The frequency with which a relation is evaluated can also impact the effectiveness of the intrusion detection system. It is possible for the IDS to evaluate all relations immediately after each event, the results of actions taken by users, processes, or devices that may be related to a potential intrusion. However, this may place an intolerable processing burden on the IDS. Therefore, events are typically collected in audit records over a period of time. Audit records entries can be reduced by combining some events into a single entry for analysis. For example, a single, failed log-in attempt is most likely insignificant, but many failed log-in attempts over a relatively short period of time may indicate a possible intrusion. The period of time between audit record analysis may be determined using real time or logical time where the relations are evaluated after a certain number of events have occurred. Audit records only deal with notions defined by the OS. Many aspects of the application are not visible to the OS and thus are not in the audit records.
Case Studies of Application Intrusion Detection
OS IDS have matured since their inception. However, the rate of improvements to their effectiveness in detecting intrusions has probably decreased as intruders have become increasingly savvy. Therefore, a significant change in the approach to intrusion detection is needed to further increase the effectiveness of intrusion detection. We hypothesize that major improvements may be made by incorporating intrusion detection into an application intrusion detection system (AppIDS). We use three questions to guide the exploration of using the basic intrusion detection techniques and the additional knowledge of application semantics to improve the effectiveness of intrusion detection.
Opportunity – what types of intrusions can be detected by an AppIDS, especially those not visible to an OS IDS?
Effectiveness – how well can those intrusions be detected by an AppIDS?
Cooperation – how can an AppIDS cooperate with the OS IDS to be more effective than either alone?
Since the concept of intrusion detection at the application level is fairly new, there is a lack of established literature on the subject for use in answering these questions. Therefore, we have decided to develop case studies. From them, we hope to glean some general understanding about AppIDS and determine its viability. By developing the examples, we also hope to develop a possible method of reasoning about such systems more generally.
Electronic Toll Collection
The first case study involves an electronic toll collection (ETC) system comprised of numerous devices interconnected to expedite toll collection on highways. Despite being specific to transportation, we felt that ETC provides a particularly interesting example because of certain properties that it possesses. We looked at several real ETC systems on which to base this case study, but to not increase the risk to any of the observed systems, this case study is based on a generic ETC system.
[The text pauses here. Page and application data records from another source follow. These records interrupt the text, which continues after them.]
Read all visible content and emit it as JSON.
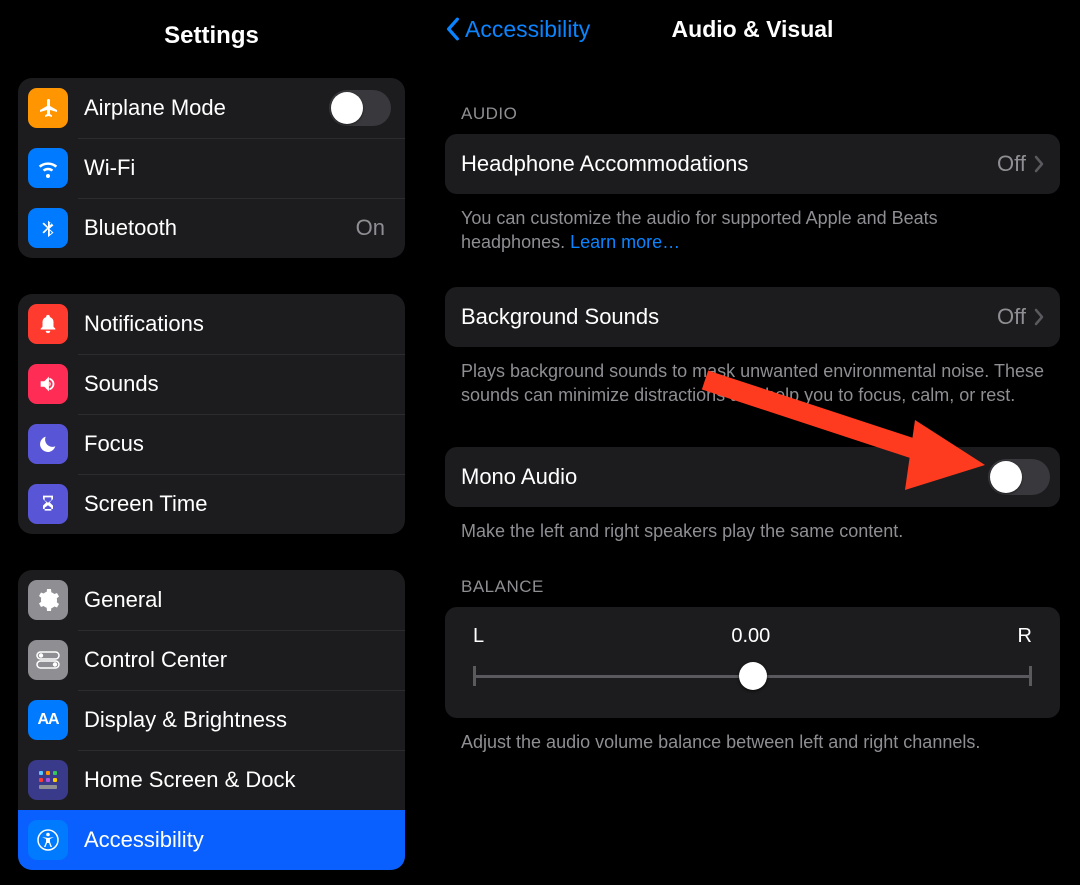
{
  "left": {
    "title": "Settings",
    "group1": [
      {
        "icon": "airplane",
        "color": "c-orange",
        "label": "Airplane Mode",
        "toggle": false
      },
      {
        "icon": "wifi",
        "color": "c-blue",
        "label": "Wi-Fi",
        "value": ""
      },
      {
        "icon": "bluetooth",
        "color": "c-blue",
        "label": "Bluetooth",
        "value": "On"
      }
    ],
    "group2": [
      {
        "icon": "bell",
        "color": "c-red",
        "label": "Notifications"
      },
      {
        "icon": "speaker",
        "color": "c-pink",
        "label": "Sounds"
      },
      {
        "icon": "moon",
        "color": "c-indigo",
        "label": "Focus"
      },
      {
        "icon": "hourglass",
        "color": "c-indigo",
        "label": "Screen Time"
      }
    ],
    "group3": [
      {
        "icon": "gear",
        "color": "c-gray",
        "label": "General"
      },
      {
        "icon": "switches",
        "color": "c-gray2",
        "label": "Control Center"
      },
      {
        "icon": "aa",
        "color": "c-blue",
        "label": "Display & Brightness"
      },
      {
        "icon": "grid",
        "color": "c-grid",
        "label": "Home Screen & Dock"
      },
      {
        "icon": "person",
        "color": "c-blue",
        "label": "Accessibility",
        "selected": true
      }
    ]
  },
  "right": {
    "back_label": "Accessibility",
    "title": "Audio & Visual",
    "audio_header": "AUDIO",
    "headphone": {
      "label": "Headphone Accommodations",
      "value": "Off"
    },
    "headphone_caption": "You can customize the audio for supported Apple and Beats headphones. ",
    "learn_more": "Learn more…",
    "bg": {
      "label": "Background Sounds",
      "value": "Off"
    },
    "bg_caption": "Plays background sounds to mask unwanted environmental noise. These sounds can minimize distractions and help you to focus, calm, or rest.",
    "mono": {
      "label": "Mono Audio"
    },
    "mono_caption": "Make the left and right speakers play the same content.",
    "balance_header": "BALANCE",
    "balance": {
      "L": "L",
      "R": "R",
      "value": "0.00"
    },
    "balance_caption": "Adjust the audio volume balance between left and right channels."
  }
}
The system incorporates numerous devices distributed throughout the transportation infrastructure to collect ETC specific data such as vehicle identity, weight, number of axles, and license plate numbers. These devices are configured in a hierarchical fashion. The ETC system differs from an OS in that it has these independent, but linked, devices from which it gathers data about the external behavior that it monitors.
The ETC system has a three level hierarchy. At the lowest level are the individual toll booth lanes and the equipment installed in each lane. A collection of adjacent toll lanes comprises a toll plaza, the middle level in the hierarchy. The toll management center, the single node constituting the highest level in the hierarchy, is the central control headquarters that manages all of the system’s toll plazas as well as any other devices from the highway system that are not directly related to the toll lanes or toll plazas.